Interface dataset entries
↓

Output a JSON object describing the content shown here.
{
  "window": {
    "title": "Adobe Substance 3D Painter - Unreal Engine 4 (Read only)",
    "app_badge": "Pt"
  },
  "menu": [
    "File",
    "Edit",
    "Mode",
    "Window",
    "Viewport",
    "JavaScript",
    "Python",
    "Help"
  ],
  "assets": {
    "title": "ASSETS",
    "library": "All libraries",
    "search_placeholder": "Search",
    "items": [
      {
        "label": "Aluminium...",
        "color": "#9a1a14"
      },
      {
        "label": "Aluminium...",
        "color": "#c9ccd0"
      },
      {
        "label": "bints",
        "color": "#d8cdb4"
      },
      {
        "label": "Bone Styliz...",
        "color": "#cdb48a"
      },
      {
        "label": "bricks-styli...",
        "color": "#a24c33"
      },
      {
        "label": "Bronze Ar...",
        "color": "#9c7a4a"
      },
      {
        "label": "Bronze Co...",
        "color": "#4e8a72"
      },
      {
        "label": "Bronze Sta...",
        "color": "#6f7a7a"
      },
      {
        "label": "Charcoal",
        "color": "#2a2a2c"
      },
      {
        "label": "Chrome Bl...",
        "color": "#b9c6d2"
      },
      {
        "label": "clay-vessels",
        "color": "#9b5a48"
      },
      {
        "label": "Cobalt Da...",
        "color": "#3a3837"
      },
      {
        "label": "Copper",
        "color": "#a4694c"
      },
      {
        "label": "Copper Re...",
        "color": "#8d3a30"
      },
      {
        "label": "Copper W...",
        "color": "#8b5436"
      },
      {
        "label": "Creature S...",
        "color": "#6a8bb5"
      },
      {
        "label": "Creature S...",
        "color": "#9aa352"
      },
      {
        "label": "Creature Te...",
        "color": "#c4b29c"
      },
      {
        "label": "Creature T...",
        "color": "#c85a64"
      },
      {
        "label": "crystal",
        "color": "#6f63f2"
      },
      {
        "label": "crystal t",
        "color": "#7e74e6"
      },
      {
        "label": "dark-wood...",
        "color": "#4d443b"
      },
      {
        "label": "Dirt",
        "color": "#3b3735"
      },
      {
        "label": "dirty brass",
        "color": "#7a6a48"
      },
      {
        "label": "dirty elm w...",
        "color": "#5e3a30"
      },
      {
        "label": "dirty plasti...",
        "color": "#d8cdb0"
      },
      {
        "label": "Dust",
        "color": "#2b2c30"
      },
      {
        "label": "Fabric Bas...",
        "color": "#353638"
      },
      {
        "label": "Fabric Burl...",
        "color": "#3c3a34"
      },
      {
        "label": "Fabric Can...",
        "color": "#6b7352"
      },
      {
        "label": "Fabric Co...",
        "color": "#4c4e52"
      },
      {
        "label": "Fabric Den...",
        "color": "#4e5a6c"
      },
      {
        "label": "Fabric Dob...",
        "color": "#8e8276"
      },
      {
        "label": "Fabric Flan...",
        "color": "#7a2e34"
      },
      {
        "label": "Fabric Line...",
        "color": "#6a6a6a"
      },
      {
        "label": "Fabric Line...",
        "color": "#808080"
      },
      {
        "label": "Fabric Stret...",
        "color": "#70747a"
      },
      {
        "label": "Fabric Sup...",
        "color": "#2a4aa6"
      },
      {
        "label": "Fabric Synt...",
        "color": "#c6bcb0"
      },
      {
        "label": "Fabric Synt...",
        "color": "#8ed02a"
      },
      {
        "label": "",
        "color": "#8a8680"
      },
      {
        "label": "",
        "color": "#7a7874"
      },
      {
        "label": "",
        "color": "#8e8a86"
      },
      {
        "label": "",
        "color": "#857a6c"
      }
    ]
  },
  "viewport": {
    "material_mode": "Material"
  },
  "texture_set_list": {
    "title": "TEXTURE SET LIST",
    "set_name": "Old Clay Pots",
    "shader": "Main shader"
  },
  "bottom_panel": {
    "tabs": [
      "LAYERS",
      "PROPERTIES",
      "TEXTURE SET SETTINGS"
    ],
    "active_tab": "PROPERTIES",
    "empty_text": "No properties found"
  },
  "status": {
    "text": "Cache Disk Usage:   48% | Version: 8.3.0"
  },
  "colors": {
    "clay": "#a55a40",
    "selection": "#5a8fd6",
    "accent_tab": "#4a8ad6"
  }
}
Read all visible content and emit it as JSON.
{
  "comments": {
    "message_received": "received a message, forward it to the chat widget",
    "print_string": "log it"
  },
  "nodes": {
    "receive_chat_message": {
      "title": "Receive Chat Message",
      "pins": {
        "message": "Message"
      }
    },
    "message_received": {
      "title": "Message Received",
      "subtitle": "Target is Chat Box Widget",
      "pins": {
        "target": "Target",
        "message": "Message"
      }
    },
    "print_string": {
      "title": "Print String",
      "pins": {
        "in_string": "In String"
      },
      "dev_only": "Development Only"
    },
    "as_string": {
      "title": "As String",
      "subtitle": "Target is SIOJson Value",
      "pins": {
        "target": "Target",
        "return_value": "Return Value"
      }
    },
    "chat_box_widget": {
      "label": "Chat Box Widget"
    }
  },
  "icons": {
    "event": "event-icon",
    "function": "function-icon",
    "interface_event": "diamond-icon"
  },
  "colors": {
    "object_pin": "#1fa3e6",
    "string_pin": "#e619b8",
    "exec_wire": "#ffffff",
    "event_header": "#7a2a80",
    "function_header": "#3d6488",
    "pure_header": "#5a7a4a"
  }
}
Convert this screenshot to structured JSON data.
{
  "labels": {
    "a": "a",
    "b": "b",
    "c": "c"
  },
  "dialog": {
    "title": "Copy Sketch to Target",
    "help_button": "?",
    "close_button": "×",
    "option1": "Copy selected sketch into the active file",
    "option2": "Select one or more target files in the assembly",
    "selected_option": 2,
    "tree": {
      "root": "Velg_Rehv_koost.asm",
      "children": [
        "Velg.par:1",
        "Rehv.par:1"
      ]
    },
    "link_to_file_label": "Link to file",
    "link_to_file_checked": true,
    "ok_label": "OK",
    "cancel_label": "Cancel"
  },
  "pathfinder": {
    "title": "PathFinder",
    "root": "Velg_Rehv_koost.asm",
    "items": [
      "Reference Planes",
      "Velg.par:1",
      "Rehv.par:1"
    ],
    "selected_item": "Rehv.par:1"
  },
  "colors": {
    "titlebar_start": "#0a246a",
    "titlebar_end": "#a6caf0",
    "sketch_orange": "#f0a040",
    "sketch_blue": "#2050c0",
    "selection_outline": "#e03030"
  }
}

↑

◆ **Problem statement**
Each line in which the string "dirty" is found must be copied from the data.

◆ **Exercise response**
        "label": "dirty brass",
        "label": "dirty elm w...",
        "label": "dirty plasti...",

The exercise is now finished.